What we do know is within 30 minutes most aircraft were ordered to depart the area due to visibility. Helicopters were able to occasionally drop a bucket to support ground crews for the rest of the afternoon. By 7:00 p.m., air attack announces all aircraft are being pulled from the fire due to visibility. Ground crews continue working the fire south of Dogtown Creek. The logs are quiet for the rest of the night of the 15th. Again, there is no discussion of moving additional resources to the north despite only intermittent success utilizing air resources due to visibility.
The morning of August 16th, 2021 begins with uncertainty. Call logs note that night operations had difficulty obtaining a full picture of what was happening on the ground due to visibility.

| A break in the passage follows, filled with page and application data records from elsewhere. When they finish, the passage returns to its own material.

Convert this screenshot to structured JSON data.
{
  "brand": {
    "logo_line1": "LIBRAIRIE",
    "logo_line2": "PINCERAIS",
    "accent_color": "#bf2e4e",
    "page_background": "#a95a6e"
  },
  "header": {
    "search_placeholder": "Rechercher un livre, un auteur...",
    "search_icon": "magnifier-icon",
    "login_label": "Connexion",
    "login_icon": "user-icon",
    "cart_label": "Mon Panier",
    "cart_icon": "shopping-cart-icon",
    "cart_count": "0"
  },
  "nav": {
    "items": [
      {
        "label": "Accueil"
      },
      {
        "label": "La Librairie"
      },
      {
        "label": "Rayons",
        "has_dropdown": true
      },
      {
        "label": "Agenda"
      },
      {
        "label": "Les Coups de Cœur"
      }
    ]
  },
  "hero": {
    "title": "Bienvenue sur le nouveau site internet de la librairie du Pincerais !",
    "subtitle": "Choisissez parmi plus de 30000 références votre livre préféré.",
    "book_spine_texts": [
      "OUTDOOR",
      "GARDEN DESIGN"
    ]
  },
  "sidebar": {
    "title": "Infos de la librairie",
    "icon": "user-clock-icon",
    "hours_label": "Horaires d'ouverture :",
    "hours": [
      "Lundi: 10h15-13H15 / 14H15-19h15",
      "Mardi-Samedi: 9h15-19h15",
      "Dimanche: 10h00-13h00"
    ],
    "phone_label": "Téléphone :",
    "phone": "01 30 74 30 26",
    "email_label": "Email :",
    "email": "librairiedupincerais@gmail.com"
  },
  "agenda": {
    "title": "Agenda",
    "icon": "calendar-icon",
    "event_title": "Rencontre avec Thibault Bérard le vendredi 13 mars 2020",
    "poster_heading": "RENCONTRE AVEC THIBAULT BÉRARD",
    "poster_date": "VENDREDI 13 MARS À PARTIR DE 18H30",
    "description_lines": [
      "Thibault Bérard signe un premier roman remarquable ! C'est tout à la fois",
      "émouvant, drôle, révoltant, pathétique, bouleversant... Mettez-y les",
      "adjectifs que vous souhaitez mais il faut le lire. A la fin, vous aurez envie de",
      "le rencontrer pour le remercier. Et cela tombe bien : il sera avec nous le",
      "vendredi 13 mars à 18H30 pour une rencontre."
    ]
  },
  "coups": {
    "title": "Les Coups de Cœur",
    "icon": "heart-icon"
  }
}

At 6:16 a.m. the log reads, “Per Caldor Night Ops, update-new acreage unknown. QUITE A BIT OF GROWTH. FIRE ACT W/IN DRAINAGE AND UPSLOPE HAS PICKED UP SINCE 0500.” This would mark the first indication of active, growing fire in the Dogtown Creek and Middle Fork Cosumnes River drainage in several hours. It would not be the last.
The rest of the morning is again marked by several attempts of air attack to get water on the fire, many of which remain unsuccessful due to visibility. At 2:45 p.m. the first warning of fire “picking up significantly…working way down Dogtown Creek” comes across the radio. It is also noted, “WILL GET MSG INTO PLANNING RE NEEDS.” The logs suggest incident command begins to plan for the possibility of fire crossing Dogtown Creek while firefighters on the ground continue to attack the fire directly wherever possible.
A firefighter at the scene that afternoon tells me, “It was already too late. By then it was inevitable fire was going to cross the creek, but it shouldn’t have been. I don’t know what they were waiting for. Anyone could have predicted what happened next.”
It was 6:47 p.m. when it happened: “SPOTTED ACROSS DOGTOWN CREEK. 2 ROTORS ON IT NOW. ABOUT 1/4 ACRE.” One minute later a forest chief comes across the radio to give directions to crews to try access the spot fire off of Leoni Meadows property. It is unclear how far away these crews were from the spot fire and there is still no mention of sending additional resources to the north of Dogtown creek.
Then, 8:49 p.m. a panicked voice comes across the radio announcing the spot fire “is growing in size. Well over 5 acres…it’s running uphill. We are making access to get out. It may be cutting us off.” It was Mark Matthews, the same Pioneer Fire Chief who declared “forward progress stopped” two days earlier. Now, Chief Matthews is surrounded by fire to the north of Dogtown Creek, desperately trying to escape the drainage while calling the radio for more resources.
Unfortunately, Chief Matthews was calling the wrong channel. The call logs document dispatch operators repeatedly instructing the chief to call operations directly. Since the start of the fire two days prior, personnel informs Chief Mathews at least six separate times to use the operations channel to notify those in command of his movements and needs. It is unclear why he chooses not to.
It also remains unclear if operations or incident command were aware of Chief Matthews’ location prior to his desperate calls for help. One firefighter who went through the call logs with me said, “It looks like he went over there [north side of Dogtown creek] on his own. He’s not listening to dispatch. He keeps calling the wrong channel. The guy has gone rogue. It wouldn’t surprise me if no one knew he was over there until it was too late.”
Thankfully, both day and night operations finally come on the radio and confirm they are in contact with Chief Matthews, on the appropriate channel, and that he is out, safe. They also announced, for the first time, that they are shifting resources to the north of Dogtown Creek to Leoni Meadows.
It was 8:53 p.m. In six hours Grizzly Flat would burn.